It took me a long time to be able to justify massage as a legitimate form of recovery rather than just an indulgent way to pamper myself. Let’s face it—telling someone (like your spouse) that you are getting a “sports massage,” sounds suspiciously like code for “spa day.” But when my chiropractor, miracle worker Dr. Tripp Puhl recommended that I visit Celeste Stuart at Back to Wellness-Therapeutic Massage as part of my training and recovery process, I figured it must be legit—and I was right!
To be clear, I’m not talking about a luxurious back rub in a room filled with candles and aromatherapy (although I guess you could incorporate those things). I’m talking about a deep (and not gonna’ lie---sometimes uncomfortable) manipulation of muscles and tissue to increase blood flow, address issues like pinched nerves, loosen fascia, and get the body moving freely once again. It’s been so beneficial that when I’m gearing up for any big event, it’s as much a part of my routine as my workouts and nutrition.
We asked Celeste to elaborate on the benefits of massage for athletes (or anyone for that matter) and explain why it is an integral part of a health and fitness regimen.
BA: What type of techniques do you find are most effective for helping athletes perform and recover?
CS: I practice several modalities of massage therapy and incorporate them into my client’s therapeutic needs. The three I use the most are deep tissue, trigger point, and active release therapy. These are essential for helping the body move more freely and with less pain and discomfort.
BA: What are some of the benefits of massage for athletes?
CS: According to the American Massage Therapy Institute, massage acts to improve performance, reduce pain, prevent injury, encourage focus, and shorten recovery time. It basically involves two types of responses: a mechanical response as a result of the pressure and movement, and a reflex response where the nerves respond to the stimulation. Massage increases the blood flow to the muscles to help speed healing by flushing out the metabolic waste. Beyond the physical benefits, it can also give the athlete a chance for mind/body reconnection, as well as time to decompress.
BA: Describe the difference in a sports or deep tissue massage versus a massage for relaxation.

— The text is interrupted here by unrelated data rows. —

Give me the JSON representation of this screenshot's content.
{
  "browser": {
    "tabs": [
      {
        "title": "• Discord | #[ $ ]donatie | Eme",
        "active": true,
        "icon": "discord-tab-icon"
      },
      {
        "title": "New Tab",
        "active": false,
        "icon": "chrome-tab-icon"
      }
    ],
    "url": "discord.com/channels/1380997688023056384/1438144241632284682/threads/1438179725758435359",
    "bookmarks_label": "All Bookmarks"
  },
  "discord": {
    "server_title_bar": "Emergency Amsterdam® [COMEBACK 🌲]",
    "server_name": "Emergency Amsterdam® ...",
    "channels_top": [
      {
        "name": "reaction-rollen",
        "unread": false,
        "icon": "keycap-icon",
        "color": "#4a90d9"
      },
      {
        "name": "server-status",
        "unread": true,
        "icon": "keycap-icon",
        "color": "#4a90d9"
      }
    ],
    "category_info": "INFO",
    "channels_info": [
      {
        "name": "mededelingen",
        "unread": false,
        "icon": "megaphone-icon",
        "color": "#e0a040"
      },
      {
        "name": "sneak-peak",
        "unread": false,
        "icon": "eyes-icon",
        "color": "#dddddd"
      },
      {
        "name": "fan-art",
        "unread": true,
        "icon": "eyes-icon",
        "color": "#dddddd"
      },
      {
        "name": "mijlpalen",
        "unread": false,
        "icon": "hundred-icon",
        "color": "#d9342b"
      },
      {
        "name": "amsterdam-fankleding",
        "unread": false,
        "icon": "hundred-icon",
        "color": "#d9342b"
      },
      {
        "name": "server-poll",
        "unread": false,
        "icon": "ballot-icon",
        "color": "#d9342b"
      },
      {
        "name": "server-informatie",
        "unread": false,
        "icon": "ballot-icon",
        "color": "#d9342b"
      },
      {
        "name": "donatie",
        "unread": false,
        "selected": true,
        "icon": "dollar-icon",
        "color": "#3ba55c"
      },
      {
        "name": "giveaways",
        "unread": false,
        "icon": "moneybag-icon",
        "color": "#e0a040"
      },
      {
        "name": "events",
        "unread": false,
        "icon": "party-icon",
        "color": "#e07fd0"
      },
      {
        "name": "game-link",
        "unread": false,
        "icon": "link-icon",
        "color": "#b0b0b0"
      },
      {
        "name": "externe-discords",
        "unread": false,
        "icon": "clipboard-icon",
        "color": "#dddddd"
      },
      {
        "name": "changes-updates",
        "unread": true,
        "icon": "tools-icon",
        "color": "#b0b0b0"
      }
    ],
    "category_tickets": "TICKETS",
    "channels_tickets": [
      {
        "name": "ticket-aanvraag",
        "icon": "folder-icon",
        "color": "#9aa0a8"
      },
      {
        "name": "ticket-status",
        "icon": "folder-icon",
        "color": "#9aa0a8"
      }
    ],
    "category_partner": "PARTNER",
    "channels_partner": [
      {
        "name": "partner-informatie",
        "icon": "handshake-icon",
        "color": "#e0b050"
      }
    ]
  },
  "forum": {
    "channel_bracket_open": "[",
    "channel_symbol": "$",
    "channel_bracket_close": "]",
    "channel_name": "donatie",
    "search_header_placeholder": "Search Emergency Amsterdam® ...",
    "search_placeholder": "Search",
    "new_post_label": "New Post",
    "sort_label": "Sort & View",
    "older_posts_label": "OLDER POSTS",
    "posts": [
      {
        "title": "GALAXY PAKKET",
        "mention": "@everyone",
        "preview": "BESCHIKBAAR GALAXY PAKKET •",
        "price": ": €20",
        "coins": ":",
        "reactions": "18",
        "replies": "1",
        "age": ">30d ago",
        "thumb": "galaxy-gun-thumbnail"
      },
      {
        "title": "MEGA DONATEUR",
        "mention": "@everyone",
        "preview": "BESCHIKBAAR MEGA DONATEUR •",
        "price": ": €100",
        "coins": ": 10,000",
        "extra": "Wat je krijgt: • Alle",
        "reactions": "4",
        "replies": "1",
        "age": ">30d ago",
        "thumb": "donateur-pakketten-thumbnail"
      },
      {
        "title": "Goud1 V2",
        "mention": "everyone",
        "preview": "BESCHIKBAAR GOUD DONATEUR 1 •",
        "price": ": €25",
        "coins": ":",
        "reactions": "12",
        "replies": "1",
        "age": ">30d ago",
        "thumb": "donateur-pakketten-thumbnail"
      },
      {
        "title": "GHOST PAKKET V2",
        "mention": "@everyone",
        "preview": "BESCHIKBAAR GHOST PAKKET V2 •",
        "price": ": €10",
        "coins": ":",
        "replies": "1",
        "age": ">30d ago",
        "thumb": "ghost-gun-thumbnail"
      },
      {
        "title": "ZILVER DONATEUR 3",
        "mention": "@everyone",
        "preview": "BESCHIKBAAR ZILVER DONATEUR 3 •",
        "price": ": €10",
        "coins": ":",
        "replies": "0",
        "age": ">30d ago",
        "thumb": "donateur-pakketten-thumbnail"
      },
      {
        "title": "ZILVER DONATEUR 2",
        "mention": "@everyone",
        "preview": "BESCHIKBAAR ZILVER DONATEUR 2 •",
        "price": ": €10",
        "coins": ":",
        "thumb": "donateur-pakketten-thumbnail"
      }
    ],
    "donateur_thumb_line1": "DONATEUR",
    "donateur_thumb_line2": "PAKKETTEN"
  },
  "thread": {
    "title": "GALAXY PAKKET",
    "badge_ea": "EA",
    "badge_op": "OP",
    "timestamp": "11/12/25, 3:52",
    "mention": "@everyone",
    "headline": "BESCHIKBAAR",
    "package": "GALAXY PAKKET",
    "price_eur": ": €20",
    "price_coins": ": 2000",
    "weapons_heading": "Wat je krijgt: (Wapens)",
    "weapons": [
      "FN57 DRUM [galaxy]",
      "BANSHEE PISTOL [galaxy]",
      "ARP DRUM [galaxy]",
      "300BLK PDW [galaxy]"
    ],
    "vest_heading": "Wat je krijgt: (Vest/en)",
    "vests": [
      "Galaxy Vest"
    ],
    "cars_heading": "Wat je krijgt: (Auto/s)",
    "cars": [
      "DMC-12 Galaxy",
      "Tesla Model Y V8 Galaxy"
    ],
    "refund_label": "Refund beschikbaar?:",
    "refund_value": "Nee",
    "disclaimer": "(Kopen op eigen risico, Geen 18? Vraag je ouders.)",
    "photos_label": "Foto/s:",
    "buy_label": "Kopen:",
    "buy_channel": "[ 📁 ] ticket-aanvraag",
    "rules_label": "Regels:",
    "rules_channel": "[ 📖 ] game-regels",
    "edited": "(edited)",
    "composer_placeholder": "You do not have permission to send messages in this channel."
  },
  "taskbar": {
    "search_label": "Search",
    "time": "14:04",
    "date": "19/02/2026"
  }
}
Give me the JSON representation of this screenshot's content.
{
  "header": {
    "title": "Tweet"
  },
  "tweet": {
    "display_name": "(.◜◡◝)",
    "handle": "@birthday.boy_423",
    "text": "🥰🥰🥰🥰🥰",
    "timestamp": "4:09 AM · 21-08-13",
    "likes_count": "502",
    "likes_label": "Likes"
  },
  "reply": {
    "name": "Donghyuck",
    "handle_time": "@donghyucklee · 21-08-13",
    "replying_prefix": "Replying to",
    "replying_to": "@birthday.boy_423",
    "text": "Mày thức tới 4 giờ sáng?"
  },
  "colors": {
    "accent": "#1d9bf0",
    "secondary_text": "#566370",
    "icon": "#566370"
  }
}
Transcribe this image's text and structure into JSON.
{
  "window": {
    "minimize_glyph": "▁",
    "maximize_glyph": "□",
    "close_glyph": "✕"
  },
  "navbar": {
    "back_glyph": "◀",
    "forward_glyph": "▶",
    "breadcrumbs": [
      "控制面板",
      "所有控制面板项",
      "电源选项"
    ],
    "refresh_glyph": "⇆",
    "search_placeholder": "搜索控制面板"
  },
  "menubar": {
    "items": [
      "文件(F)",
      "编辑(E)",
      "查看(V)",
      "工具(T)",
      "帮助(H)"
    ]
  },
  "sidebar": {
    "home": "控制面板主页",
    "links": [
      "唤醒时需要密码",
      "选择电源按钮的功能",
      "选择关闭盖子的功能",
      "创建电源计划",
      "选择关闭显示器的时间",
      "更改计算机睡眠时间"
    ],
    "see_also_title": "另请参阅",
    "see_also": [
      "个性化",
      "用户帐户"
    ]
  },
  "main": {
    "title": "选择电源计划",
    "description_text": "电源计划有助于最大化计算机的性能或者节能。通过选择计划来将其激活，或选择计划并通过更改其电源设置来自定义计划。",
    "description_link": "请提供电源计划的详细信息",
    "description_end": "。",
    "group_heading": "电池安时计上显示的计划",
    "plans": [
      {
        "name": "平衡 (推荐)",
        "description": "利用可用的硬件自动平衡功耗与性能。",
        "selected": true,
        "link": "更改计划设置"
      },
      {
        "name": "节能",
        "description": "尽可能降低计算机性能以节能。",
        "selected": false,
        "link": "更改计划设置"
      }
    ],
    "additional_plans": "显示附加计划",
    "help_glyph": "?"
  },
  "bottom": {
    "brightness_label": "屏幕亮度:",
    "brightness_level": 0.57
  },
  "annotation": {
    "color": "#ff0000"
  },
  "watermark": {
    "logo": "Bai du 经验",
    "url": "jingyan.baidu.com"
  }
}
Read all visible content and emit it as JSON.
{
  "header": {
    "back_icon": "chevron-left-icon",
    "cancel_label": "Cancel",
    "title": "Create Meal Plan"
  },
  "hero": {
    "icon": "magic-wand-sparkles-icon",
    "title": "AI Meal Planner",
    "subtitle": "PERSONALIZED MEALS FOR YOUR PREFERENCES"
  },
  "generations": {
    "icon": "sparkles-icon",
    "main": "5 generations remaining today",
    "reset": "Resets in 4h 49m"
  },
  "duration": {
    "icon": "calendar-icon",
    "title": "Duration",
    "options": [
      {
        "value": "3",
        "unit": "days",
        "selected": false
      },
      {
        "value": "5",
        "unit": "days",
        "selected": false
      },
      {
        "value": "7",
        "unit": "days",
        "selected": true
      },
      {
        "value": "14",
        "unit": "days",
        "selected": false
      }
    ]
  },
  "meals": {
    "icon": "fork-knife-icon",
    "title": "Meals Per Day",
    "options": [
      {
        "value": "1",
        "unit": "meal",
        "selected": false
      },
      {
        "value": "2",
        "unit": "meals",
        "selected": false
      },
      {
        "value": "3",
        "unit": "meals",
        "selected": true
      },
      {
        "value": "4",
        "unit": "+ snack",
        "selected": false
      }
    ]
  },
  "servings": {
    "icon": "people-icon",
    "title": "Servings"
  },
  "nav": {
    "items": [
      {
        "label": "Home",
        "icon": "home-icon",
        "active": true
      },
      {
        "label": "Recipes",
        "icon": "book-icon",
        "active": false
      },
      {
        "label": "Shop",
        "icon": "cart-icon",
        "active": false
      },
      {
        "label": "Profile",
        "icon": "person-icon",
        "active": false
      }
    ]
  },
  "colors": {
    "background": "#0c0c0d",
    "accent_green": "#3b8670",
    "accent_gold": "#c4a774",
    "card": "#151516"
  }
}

CS: Deep tissue massage is designed to get into the connective tissues of the body rather than just the surface muscles. A variety of techniques are used to deeply penetrate the muscles and fascia, loosening them and releasing tension. A sports massage incorporates specific strokes to help athletes obtain maximum performance and physical conditioning by increasing power, endurance and mobility both before and after an event. Swedish massage is what most people think of when they think of a relaxing massage. It consists of softer strokes on the bonier and more delicate parts of the body, and stronger strokes where there is thicker muscle coverage.
BA: Why should massage be part of a well-balanced healthcare regimen?
CS: In the 11 years I’ve been doing this, I can honestly say that it is NOT a luxury or occasional “treat.” It doesn’t matter what the issue is, massage therapy will help with pain and discomfort, increase blood circulation, promote better sleep, improve mood, and much more. It can combat everything from chronic pain to the negative effects of stress on the body. EVERYONE can benefit from it.
For more information or to contact Celeste—visit her facebook page at Back to Wellness - Therapeutic Massage.